IMG_1623

I was proud of my accomplishments so I posted a picture of the table on my FB, Twitter, and Instagram and got a bunch of comments. Most of the comments were “good job” or “looks good” but one of them stood out more than the others.

I have the dining table my daddy built for my mom. Just know that one day your children will be sitting around it with the people they love. You won’t be present but you will not be forgotten. They will continue to give thanks for you, their daddy.

Oh to be able to remember half of the things that were said across my parent’s dining room table. I know there were tough discussions, because I’m sure I was apart of them, but I also know there were many laughs. I’m sure there was some crying, but I know some of that crying was tears of joy.

The idea of if the walls could speak, or rather our furniture, what memories would they be able to recall or stories would they be able to tell. It’s funny how a table, or some other inanimate object, can bring so many thoughts to my mind. As I’ve been thinking about it lately, the one thought that keeps coming to my mind is thankfulness.

And for me, I’m thankful for meals around my parent’s dining room table, and I’m thankful my wife had the same experience with her family.

I’m thankful that my Lord calls me one of His own.

I’m thankful for my parents and the truths they instilled in me.

I’m thankful for the time I had with my mom, and I’m thankful for the time I still have with my dad, Gramps.

I’m thankful for the woman that chose to call me her husband, and I’m thankful for the wife and mother she is.

I’m thankful for the two adorable little rug-rats the Lord has entrusted me to care for and raise. And I pray daily that I’m setting a good example as the man that Owen needs to become, and the man Olivia will one day look for to marry.

I’m thankful for my great aunt and my great uncle and all of my aunts and uncles, cousins, nieces and soon to be nephew/s.

I’m thankful the Lord has shown favor to me and my family in ways that I can’t even count.

So, I built a table, but now to me it’s more than a table. It’s an object where life will take place. This table will be witness to everything that happens and everything that’s said. If only there was a way for this table to record it all for the next generation of Farr’s that will sit around this table.

Perfection… Maybe Not So Much

Perfection is the enemy of profitability. – Marc Cuban

My wife and I love the TV show Shark TankI was watching the spin off, Beyond the Tank when I heard Marc Cuban say the quote above. I had never heard that quote or any variation of it. Once I googled it, I realized you can interchange the last word, profitability, with many different words; Progress, completion, success and innovation just to name a few.

For me, I say it all the time, “I get that from my mom’s side of the family.” Perfection that is. I so struggle with making things perfect. You probably wouldn’t know it if you came and looked at my desk at work or saw how messy my garage was, but I can honestly say the word perfection has held me back from starting so many things.

Take this blog for example. I’ve probably owed the domain name for six or seven years. I’ve even attempted to start blogging when Apple had the program called iWeb. As you can see if you follow the link, it’s been gone for years. My problem was couldn’t start something that I couldn’t see the ending to and the end had to look perfect. It’s not that I was afraid to fail, I just really wanted to succeed.

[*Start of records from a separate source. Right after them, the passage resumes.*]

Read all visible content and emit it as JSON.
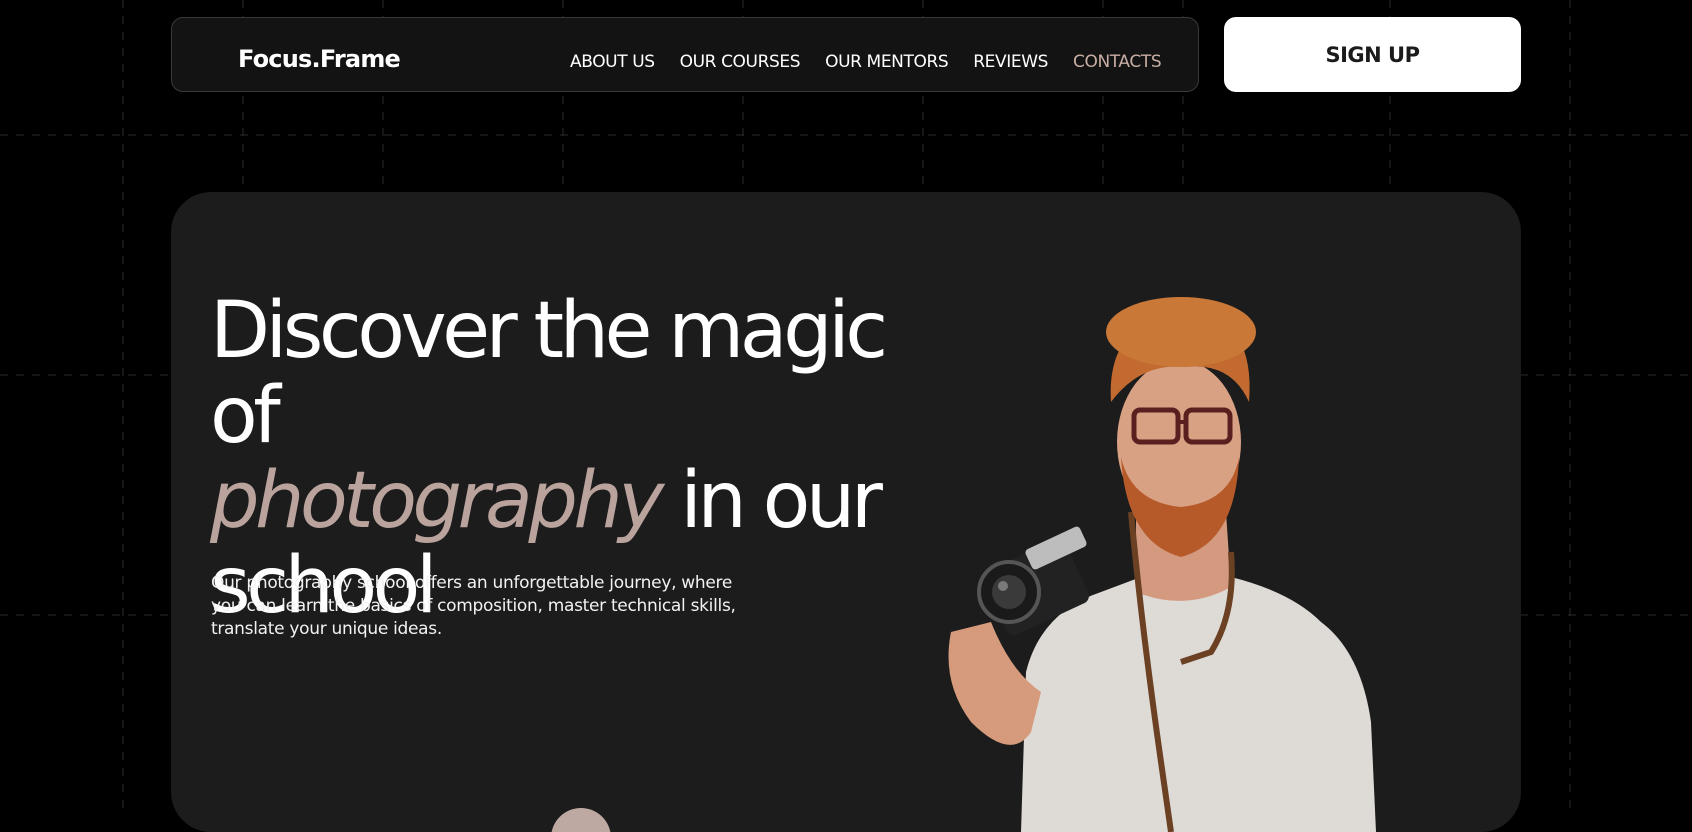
{
  "navbar": {
    "logo": "Focus.Frame",
    "links": [
      "ABOUT US",
      "OUR COURSES",
      "OUR MENTORS",
      "REVIEWS",
      "CONTACTS"
    ]
  },
  "signup_label": "SIGN UP",
  "hero": {
    "headline_part1": "Discover the magic of",
    "headline_em": "photography",
    "headline_part2": " in our",
    "headline_part3": "school",
    "description": "Our photography school offers an unforgettable journey, where you can learn the basics of composition, master technical skills, translate your unique ideas.",
    "image_icon": "photographer-portrait"
  },
  "colors": {
    "background": "#000000",
    "card": "#1c1c1c",
    "accent": "#c8aea4",
    "headline_accent": "#b9a39c",
    "button_bg": "#ffffff"
  }
}
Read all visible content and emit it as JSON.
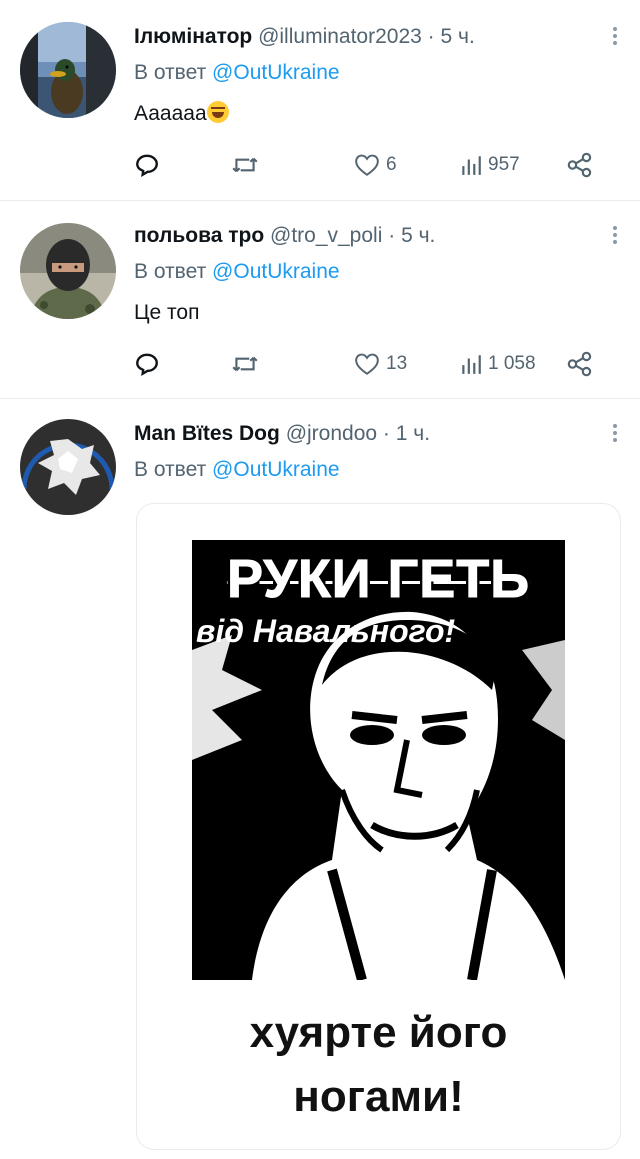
{
  "tweets": [
    {
      "name": "Ілюмінатор",
      "handle": "@illuminator2023",
      "sep": "·",
      "time": "5 ч.",
      "reply_prefix": "В ответ",
      "reply_to": "@OutUkraine",
      "text": "Аааааа",
      "text_emoji": "rolling-on-floor-laughing-emoji",
      "likes": "6",
      "views": "957"
    },
    {
      "name": "польова тро",
      "handle": "@tro_v_poli",
      "sep": "·",
      "time": "5 ч.",
      "reply_prefix": "В ответ",
      "reply_to": "@OutUkraine",
      "text": "Це топ",
      "likes": "13",
      "views": "1 058"
    },
    {
      "name": "Man Bïtes Dog",
      "handle": "@jrondoo",
      "sep": "·",
      "time": "1 ч.",
      "reply_prefix": "В ответ",
      "reply_to": "@OutUkraine",
      "media": {
        "title": "РУКИ ГЕТЬ",
        "subtitle": "від Навального!",
        "caption_line1": "хуярте його",
        "caption_line2": "ногами!"
      }
    }
  ],
  "icons": [
    "reply-icon",
    "retweet-icon",
    "like-icon",
    "views-icon",
    "share-icon",
    "more-icon"
  ],
  "colors": {
    "link": "#1d9bf0",
    "secondary": "#536471",
    "text": "#0f1419",
    "divider": "#e6ecf0"
  }
}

It was funny, when I heard Mr. Cuban say the quote to the company he was trying to help succeed, it hit me like a ton of bricks. I had to rewind it to hear him say it again. I’m pretty sure I rewound it a few times. It was like I had been doing something wrong of so long. I literally went to work and started some things that I was waiting for the perfect time to start.

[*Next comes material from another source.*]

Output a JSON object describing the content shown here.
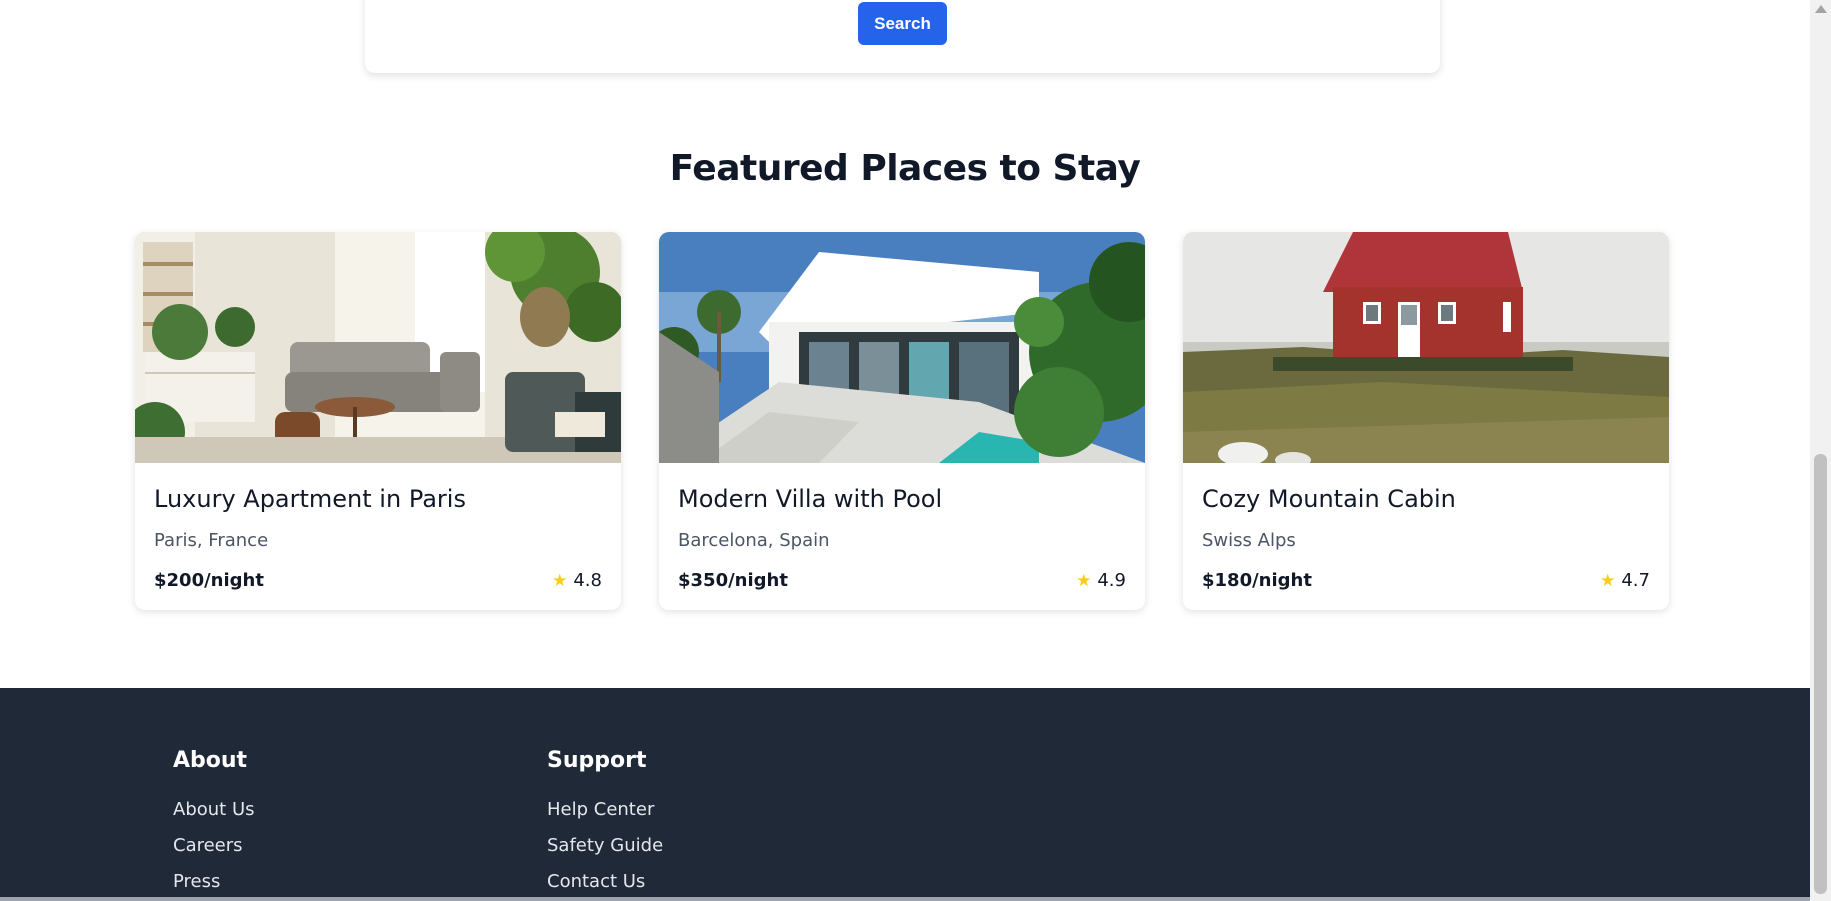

Maybe your like me and you want things perfect. Or maybe you just can’t see the end. But maybe that doesn’t matter. I encourage you to start something today that you’ve been waiting for the perfect time. Today is that time.